Common Sense was a bestseller and turned the tide of public feeling toward independence, but for its author fame was followed by ingratitude.
The whole history of America affords examples of men who fitted precisely the needs of a particular moment, only to be cast aside, forgotten or traduced when the tide of events they created or manipulated waned and time passed them by. Read more >>
To read Thomas Jones’s acerb History of New York during the Revolutionary War is to behold the outward man of the portrait—prim, carping, easily outraged, a nob who looks as though he had sniffed something odious. Read more >>
The British Prime Minister for most of the Revolution was fiercely loyal to King George, but had no stomach for war.
Given the necessities of the times, the prevailing mood of the country, and the configuration of political power in Great Britain, the selection of Frederick, Lord North, as prime minister to His Majesty George in was no surprise. Read more >>
When British dragoons captured this brilliant and ambitious general, it put an end to his ambition to replace Washington as commander-in-chief.
One acquaintance nicknamed him Naso, for the long beak that dominated his dark, pinched face.

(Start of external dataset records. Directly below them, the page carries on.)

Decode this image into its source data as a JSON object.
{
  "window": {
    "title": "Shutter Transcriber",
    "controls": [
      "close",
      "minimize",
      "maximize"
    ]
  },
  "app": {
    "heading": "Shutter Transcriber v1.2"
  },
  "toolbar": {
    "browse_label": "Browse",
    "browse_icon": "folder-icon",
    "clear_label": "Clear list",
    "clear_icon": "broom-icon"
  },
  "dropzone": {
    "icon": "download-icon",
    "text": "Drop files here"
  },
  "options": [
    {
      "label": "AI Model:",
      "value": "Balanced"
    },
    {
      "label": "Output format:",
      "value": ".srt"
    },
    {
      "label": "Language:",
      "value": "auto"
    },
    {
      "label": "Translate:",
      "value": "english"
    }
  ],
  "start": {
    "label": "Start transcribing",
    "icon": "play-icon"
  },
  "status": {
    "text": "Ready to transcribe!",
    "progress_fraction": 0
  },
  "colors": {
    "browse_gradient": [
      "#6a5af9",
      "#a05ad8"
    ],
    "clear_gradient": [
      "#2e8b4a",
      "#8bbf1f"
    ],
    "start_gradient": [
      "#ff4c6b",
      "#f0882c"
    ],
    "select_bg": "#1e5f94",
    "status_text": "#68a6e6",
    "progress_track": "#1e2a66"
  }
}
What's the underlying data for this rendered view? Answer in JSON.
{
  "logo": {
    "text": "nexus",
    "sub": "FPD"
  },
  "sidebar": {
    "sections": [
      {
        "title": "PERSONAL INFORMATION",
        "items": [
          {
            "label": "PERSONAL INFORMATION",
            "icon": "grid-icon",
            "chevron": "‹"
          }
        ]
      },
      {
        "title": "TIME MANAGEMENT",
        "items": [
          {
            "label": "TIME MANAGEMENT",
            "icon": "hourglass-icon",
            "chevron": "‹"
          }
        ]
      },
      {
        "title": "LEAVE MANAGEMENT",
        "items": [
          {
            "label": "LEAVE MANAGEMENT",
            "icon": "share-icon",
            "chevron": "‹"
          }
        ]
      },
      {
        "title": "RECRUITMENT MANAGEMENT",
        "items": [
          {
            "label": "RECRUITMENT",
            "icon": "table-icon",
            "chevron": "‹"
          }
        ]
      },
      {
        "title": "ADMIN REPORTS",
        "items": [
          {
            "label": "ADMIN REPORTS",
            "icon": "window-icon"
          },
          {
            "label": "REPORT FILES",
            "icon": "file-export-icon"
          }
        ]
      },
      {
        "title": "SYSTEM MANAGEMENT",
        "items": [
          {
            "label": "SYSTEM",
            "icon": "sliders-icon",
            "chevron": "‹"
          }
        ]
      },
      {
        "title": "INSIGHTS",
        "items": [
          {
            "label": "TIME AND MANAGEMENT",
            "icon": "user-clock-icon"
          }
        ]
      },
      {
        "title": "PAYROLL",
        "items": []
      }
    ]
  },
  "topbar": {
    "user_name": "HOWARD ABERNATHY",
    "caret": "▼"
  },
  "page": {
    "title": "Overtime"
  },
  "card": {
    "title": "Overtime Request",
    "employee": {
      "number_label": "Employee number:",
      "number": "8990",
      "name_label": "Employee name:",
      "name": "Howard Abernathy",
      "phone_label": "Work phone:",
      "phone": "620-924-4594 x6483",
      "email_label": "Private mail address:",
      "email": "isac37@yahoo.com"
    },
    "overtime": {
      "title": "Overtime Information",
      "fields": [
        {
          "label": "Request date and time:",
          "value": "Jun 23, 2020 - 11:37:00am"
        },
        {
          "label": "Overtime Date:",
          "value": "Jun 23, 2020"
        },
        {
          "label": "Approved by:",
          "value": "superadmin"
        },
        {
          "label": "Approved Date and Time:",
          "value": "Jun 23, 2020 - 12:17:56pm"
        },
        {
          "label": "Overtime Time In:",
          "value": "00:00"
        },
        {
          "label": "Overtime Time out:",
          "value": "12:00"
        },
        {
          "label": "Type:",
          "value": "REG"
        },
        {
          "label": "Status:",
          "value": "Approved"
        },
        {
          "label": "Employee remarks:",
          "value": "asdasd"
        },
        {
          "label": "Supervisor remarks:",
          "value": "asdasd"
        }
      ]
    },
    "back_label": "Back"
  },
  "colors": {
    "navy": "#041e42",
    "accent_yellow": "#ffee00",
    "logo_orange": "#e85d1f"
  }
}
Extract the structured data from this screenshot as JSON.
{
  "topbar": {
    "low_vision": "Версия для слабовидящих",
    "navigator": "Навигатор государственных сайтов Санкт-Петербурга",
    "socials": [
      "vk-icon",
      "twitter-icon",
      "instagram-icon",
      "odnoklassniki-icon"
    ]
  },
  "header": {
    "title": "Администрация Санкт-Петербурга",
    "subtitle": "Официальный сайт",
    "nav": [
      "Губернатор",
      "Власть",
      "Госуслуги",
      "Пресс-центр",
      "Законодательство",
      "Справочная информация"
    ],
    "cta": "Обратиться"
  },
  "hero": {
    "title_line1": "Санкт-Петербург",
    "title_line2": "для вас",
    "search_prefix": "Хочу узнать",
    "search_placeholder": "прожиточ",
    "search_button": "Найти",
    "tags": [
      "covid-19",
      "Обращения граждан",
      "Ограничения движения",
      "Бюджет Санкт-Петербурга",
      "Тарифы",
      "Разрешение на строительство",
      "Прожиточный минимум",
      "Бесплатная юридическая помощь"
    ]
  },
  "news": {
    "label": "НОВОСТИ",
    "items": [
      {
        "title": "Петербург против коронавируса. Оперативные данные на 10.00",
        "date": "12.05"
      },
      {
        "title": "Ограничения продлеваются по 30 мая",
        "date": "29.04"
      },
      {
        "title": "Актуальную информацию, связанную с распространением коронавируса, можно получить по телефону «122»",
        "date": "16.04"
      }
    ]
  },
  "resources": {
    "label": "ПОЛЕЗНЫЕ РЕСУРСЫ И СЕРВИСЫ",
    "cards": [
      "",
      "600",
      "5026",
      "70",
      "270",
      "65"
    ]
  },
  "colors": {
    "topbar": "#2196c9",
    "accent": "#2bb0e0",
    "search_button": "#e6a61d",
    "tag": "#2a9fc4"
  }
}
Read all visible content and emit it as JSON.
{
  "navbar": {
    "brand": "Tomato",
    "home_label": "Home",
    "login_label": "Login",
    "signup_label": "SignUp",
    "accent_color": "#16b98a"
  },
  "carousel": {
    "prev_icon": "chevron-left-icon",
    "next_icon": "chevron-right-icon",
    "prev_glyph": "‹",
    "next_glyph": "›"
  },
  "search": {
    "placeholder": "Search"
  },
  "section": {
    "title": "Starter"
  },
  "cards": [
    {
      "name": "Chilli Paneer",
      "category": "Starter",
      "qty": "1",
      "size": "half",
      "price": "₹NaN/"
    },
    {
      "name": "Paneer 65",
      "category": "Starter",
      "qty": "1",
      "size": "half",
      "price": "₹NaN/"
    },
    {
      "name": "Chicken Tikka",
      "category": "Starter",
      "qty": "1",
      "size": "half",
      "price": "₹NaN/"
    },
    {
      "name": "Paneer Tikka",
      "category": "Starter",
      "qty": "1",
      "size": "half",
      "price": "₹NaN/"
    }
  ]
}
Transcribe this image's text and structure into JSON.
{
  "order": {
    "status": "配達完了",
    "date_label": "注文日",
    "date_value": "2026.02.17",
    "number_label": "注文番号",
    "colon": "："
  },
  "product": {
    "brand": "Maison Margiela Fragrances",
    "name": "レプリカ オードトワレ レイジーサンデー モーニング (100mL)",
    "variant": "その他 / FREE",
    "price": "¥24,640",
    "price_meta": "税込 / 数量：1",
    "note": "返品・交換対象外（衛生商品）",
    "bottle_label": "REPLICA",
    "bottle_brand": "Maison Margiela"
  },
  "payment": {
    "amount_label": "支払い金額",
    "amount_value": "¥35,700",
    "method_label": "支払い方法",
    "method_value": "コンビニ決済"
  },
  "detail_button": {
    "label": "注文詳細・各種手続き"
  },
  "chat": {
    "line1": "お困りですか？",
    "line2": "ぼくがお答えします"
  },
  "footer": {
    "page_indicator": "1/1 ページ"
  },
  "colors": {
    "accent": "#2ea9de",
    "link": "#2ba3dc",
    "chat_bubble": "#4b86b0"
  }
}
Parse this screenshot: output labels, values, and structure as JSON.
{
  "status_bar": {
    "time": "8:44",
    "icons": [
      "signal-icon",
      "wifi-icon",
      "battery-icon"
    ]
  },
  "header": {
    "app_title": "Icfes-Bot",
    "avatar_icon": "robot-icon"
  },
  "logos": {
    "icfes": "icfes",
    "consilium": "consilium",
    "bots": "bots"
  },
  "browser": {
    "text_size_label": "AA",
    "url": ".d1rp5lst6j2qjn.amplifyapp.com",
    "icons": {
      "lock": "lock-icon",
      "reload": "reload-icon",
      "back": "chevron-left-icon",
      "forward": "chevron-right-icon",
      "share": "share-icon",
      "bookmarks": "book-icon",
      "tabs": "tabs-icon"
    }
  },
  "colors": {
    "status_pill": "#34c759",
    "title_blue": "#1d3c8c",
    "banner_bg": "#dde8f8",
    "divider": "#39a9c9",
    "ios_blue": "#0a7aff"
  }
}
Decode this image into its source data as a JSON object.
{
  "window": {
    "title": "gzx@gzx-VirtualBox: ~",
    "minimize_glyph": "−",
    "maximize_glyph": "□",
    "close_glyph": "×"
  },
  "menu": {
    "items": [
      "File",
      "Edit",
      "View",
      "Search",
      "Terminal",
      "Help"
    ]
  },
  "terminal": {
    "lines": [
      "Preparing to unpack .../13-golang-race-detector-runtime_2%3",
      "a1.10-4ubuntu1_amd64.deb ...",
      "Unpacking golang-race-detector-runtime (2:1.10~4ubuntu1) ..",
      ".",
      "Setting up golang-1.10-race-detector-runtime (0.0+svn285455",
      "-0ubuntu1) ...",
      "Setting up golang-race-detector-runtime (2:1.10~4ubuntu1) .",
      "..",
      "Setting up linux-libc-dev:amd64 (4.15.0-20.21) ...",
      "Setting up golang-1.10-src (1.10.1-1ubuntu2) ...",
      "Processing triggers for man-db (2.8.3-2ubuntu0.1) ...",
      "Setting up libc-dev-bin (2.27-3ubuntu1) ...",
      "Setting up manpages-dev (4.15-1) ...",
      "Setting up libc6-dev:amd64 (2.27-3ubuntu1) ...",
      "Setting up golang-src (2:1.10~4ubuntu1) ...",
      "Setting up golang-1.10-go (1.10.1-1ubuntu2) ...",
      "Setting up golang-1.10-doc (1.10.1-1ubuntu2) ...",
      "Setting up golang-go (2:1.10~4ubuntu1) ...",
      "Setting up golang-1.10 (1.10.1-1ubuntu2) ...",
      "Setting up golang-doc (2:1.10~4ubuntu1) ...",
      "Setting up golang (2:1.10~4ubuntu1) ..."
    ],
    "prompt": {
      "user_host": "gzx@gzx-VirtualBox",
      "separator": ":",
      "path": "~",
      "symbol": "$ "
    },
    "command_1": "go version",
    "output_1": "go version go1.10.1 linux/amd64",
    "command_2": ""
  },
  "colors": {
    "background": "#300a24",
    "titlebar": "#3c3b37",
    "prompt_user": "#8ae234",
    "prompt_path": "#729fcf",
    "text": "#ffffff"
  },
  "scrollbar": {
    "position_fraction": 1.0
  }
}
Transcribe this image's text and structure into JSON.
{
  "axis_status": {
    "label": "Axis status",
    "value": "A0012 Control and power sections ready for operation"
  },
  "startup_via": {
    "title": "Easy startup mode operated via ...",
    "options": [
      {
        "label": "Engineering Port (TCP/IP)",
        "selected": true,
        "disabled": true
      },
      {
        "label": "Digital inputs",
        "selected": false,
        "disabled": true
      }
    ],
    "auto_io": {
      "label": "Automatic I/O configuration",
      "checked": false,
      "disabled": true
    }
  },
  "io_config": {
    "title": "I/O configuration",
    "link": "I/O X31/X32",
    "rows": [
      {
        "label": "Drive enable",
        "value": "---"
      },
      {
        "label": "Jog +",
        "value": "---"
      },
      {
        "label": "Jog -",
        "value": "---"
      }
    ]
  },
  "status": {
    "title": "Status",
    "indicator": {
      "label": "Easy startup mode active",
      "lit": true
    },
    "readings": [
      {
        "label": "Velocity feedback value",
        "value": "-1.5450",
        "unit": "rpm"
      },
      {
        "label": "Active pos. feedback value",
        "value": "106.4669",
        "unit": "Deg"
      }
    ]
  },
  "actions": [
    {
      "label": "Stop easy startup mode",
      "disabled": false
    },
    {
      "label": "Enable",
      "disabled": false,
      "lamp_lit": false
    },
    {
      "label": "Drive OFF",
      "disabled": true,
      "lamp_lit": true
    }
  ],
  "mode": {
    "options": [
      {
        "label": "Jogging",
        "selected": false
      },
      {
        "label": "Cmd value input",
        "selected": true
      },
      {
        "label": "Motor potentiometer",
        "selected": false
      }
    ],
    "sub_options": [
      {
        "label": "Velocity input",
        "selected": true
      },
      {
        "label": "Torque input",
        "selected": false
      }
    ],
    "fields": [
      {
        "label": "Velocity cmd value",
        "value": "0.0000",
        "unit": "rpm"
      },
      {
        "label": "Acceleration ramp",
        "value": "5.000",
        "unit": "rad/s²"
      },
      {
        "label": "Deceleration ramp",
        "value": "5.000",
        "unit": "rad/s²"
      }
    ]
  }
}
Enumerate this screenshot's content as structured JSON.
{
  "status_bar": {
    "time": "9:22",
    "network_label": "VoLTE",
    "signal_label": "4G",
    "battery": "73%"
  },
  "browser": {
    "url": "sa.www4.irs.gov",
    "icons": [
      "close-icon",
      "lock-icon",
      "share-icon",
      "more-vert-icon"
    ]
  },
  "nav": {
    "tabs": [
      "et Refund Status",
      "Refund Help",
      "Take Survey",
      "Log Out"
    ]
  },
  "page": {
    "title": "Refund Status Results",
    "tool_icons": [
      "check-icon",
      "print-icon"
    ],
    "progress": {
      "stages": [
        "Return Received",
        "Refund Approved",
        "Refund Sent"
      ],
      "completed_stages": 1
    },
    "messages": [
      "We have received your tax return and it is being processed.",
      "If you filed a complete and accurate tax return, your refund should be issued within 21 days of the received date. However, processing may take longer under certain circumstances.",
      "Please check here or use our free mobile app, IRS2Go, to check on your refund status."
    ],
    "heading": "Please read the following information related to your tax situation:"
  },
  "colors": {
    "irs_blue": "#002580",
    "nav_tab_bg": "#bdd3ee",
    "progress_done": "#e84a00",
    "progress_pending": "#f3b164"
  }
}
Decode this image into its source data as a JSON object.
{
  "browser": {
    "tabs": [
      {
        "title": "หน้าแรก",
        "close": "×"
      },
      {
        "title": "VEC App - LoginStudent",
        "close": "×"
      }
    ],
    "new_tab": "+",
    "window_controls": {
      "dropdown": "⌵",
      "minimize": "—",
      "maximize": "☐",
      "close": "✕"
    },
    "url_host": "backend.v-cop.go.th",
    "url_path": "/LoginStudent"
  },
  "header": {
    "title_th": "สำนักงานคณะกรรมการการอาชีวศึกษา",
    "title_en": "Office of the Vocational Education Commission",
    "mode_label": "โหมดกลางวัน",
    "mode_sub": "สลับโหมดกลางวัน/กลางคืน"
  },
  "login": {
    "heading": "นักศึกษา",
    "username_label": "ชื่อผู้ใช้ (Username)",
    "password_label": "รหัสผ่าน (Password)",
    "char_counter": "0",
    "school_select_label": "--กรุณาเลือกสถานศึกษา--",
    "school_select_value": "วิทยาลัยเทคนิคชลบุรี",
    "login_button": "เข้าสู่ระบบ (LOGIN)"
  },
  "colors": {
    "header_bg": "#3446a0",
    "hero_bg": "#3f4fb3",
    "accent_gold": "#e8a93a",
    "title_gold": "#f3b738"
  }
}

Mohawk warriors, with whom he lived during the French and Indian War, called him Ounewaterika, or “Boiling Water”—a name that only partially suggested his disposition. Read more >>

The British commander-in-chief at the beginning of the Revolution was popular and conscientious, but events were beyond his control.

On October 10, 1775, Lieutenant General Thomas Gage took his last salute as commander in chief of His Majesty’s forces in North America and the next day sailed for England aboard the transport Pallas . Read more >>

Warren took the lead in creating the Massachusetts Provincial Congress. Refusing to leave Boston like the other radical leaders, he died in the fighting on Breed's Hill in 1775

Personal charm and affability are traits not commonly issociated with revolutionaries, and rarely has an agent of social upheaval been held in such universal esteem by his contemporaries as was Dr. Joseph Warren. He seems to have been a man nearly everyone liked, and his qualities come down to us in those dignified adjectives of the eighteenth century—gentle, noble, generous. So it is difficult to know if it was because of these characteristics or in spite of them that he was one of a handful of provincials most feared by British officialdom. Read more >>
Overcoming painful ailments, Greene emerged from the Revolution with a military reputation second only to that of George Washington.
The American who emerged from the Revolution with a military reputation second only to that of George Washington was a Quaker with a physical affliction that had caused him to be rejected as an officer by the men in his militia company. Read more >>

In which John Jones, né Paul, invades both England and Scotland, despoils a countess, and defeats a British sloop—all in less than forty-eight hours

Skillful money-juggling by America’s first financier aided the new nation but led Morris himself to utter ruin

Stickler for a point of honor, the General marched to defeat and helped to lose a war

Not long alter the distressing events—from a British standpoint—at Concord and Lexington, and while heavy reinforcements were pouring into Boston to aid the beleaguered General Gage, one ship was observed to have brought an indeed notable cargo. Read more >>